Tax, documents blindness
Brantley, who is in his early 60s, was a serial tax cheat who increased Southeastern Provision’s profits by hiring undocumented Latinos as a means of avoiding federal employment taxes, according to court documents.
He pleaded guilty to tax fraud, wire fraud and hiring undocumented workers, and agreed to pay $1.3 million to the federal government and $127,000 to his former workers compensation insurance carrier. By under-reporting the number of workers at Southeastern Provision, Brantley illegally slashed his workers comp premiums.
The Tennessee Occupational Safety and Health Administration fined Southeastern Provision more than $41,000 for safety violations. The 23 serious infractions included not providing protective equipment for employees assigned to remove cows’ hooves with a torch. He also agreed to forfeit more than $107,000 in cash confiscated during the raid.
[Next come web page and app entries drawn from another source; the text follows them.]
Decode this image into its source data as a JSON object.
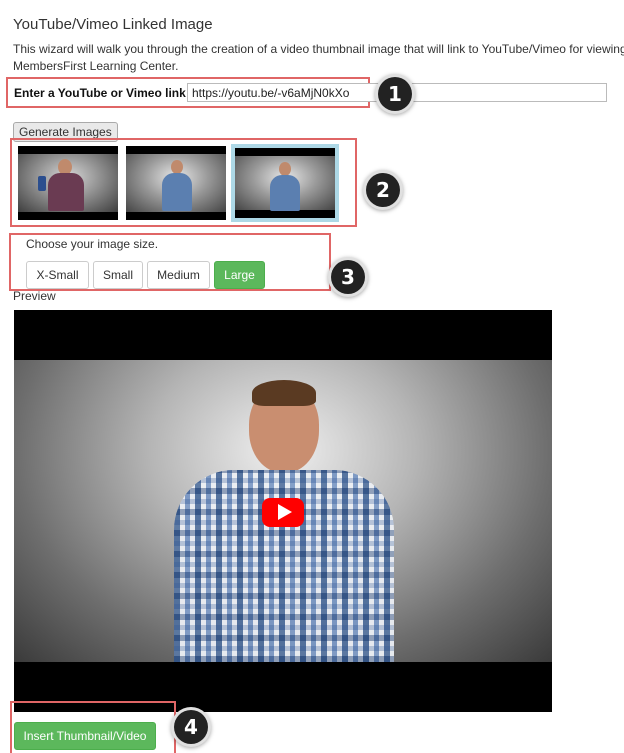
{
  "header": {
    "title": "YouTube/Vimeo Linked Image",
    "intro": "This wizard will walk you through the creation of a video thumbnail image that will link to YouTube/Vimeo for viewing. T\nMembersFirst Learning Center."
  },
  "link": {
    "label": "Enter a YouTube or Vimeo link:",
    "value": "https://youtu.be/-v6aMjN0kXo"
  },
  "generate": {
    "label": "Generate Images"
  },
  "thumbnails": {
    "count": 3,
    "selected_index": 2
  },
  "sizes": {
    "label": "Choose your image size.",
    "options": [
      "X-Small",
      "Small",
      "Medium",
      "Large"
    ],
    "selected": "Large"
  },
  "preview": {
    "label": "Preview"
  },
  "insert": {
    "label": "Insert Thumbnail/Video"
  },
  "steps": [
    "1",
    "2",
    "3",
    "4"
  ],
  "colors": {
    "accent_green": "#5cb85c",
    "highlight_red": "#e06666",
    "selected_thumb_border": "#add8e6",
    "play_red": "#ff0000"
  }
}
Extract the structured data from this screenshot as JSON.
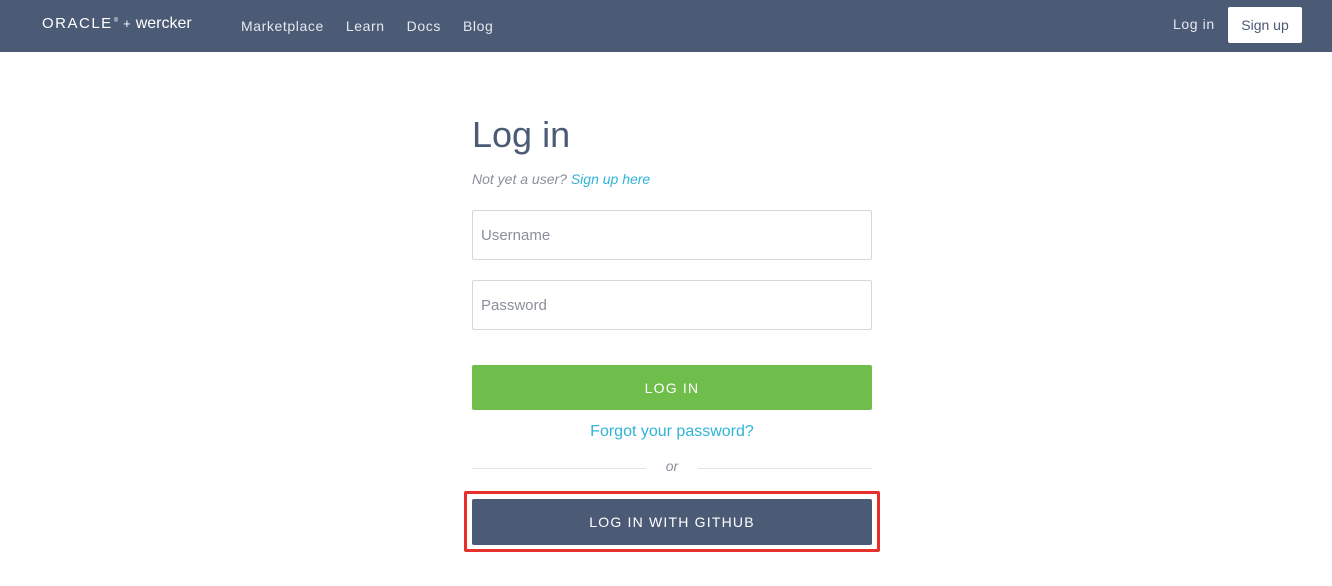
{
  "header": {
    "logo": {
      "brand": "ORACLE",
      "trademark": "®",
      "plus": "+",
      "product": "wercker"
    },
    "nav": [
      "Marketplace",
      "Learn",
      "Docs",
      "Blog"
    ],
    "login_label": "Log in",
    "signup_label": "Sign up"
  },
  "login_form": {
    "title": "Log in",
    "prompt": "Not yet a user?",
    "signup_link": "Sign up here",
    "username_placeholder": "Username",
    "password_placeholder": "Password",
    "submit_label": "LOG IN",
    "forgot_label": "Forgot your password?",
    "divider_text": "or",
    "github_label": "LOG IN WITH GITHUB"
  },
  "colors": {
    "header_bg": "#4b5a75",
    "primary_green": "#6fbd4b",
    "link_blue": "#2fb3d6",
    "highlight_red": "#e8302a"
  }
}
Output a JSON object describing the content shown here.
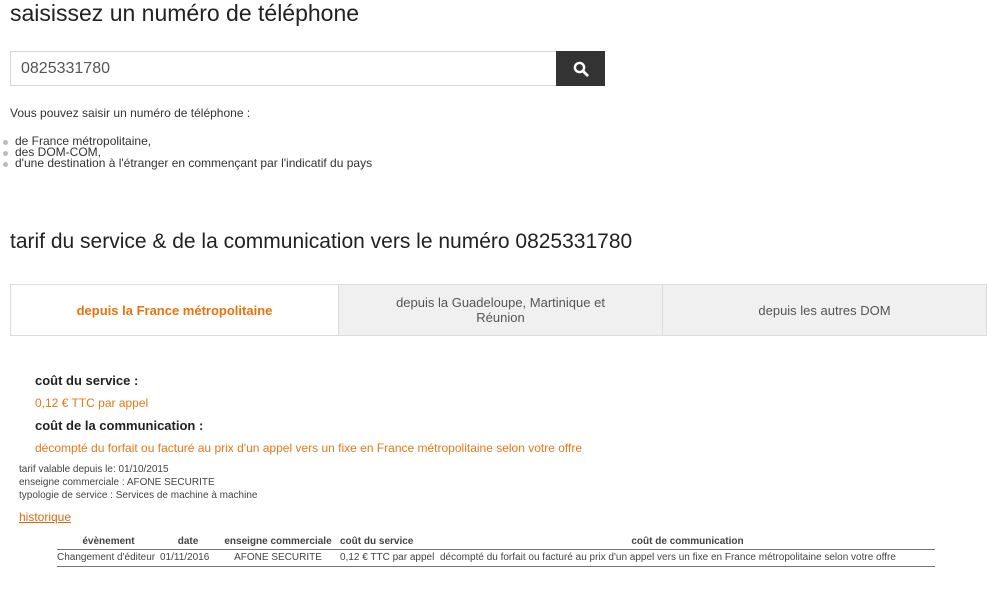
{
  "search": {
    "title": "saisissez un numéro de téléphone",
    "value": "0825331780",
    "button_icon": "search-icon",
    "help_intro": "Vous pouvez saisir un numéro de téléphone :",
    "destinations": [
      "de France métropolitaine,",
      "des DOM-COM,",
      "d'une destination à l'étranger en commençant par l'indicatif du pays"
    ]
  },
  "tariff": {
    "section_title": "tarif du service & de la communication vers le numéro 0825331780",
    "tabs": [
      {
        "label": "depuis la France métropolitaine",
        "active": true
      },
      {
        "label": "depuis la Guadeloupe, Martinique et Réunion",
        "active": false
      },
      {
        "label": "depuis les autres DOM",
        "active": false
      }
    ],
    "service_cost_label": "coût du service :",
    "service_cost_value": "0,12 € TTC par appel",
    "communication_cost_label": "coût de la communication :",
    "communication_cost_value": "décompté du forfait ou facturé au prix d'un appel vers un fixe en France métropolitaine selon votre offre",
    "valid_since": "tarif valable depuis le: 01/10/2015",
    "brand": "enseigne commerciale : AFONE SECURITE",
    "service_type": "typologie de service : Services de machine à machine",
    "history_link": "historique"
  },
  "history": {
    "headers": [
      "évènement",
      "date",
      "enseigne commerciale",
      "coût du service",
      "coût de communication"
    ],
    "rows": [
      [
        "Changement d'éditeur",
        "01/11/2016",
        "AFONE SECURITE",
        "0,12 € TTC par appel",
        "décompté du forfait ou facturé au prix d'un appel vers un fixe en France métropolitaine selon votre offre"
      ]
    ]
  },
  "colors": {
    "accent": "#e8720c",
    "search_button": "#333333"
  }
}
The April 2018 enforcement action was widely characterized by an immigration operation, particularly by immigrants-rights groups. That assertion is unsupported by court documents.
Nick Worsham, an IRS criminal investigator, was the lead agent in the case and drafted the 22-page application for a search warrant, which provides a roadmap for the prosecution.
Brantley avoided a potentially incriminating paper trail by paying Southeastern Provision employees in cash, a salary scheme Brantley didn’t try to conceal. Every week, he withdrew about $95,000 in cash from Citizens Bank.
Southeastern Provision twice reported to bank employees the large cash withdrawals “were made for the purpose of paying cash wages to Hispanics,” Worsham wrote in the affidavit. Over the 10-year period that began in 2008, Southeastern Provision withdrew $25 million in cash.
Between 2013 and 2016, the company reported $2.5 million in total wages. The cash withdrawals totaled $10.9 million. The federal taxes on the $8.4 million difference would have been about $2.5 million. All things being equal, the unpaid taxes on the entire $25 million in cash withdrawals would have been approximately $7.5 million, according to tax rates.
Brantley never pretended to care about laws against hiring undocumented workers, a policy law enforcement corroborated.
When the IRS planted a Latino mole inside Southeastern Provision for a for a four-day look-see, the informant reported recognizing workers he knew had been fired by a former employers because they didn’t have papers, according to Worsham.
Two long-time American employees, brothers who had hiring authority, told investigators Southeastern Provision never asked prospective hires if they were in the United States legally, according to their plea agreements.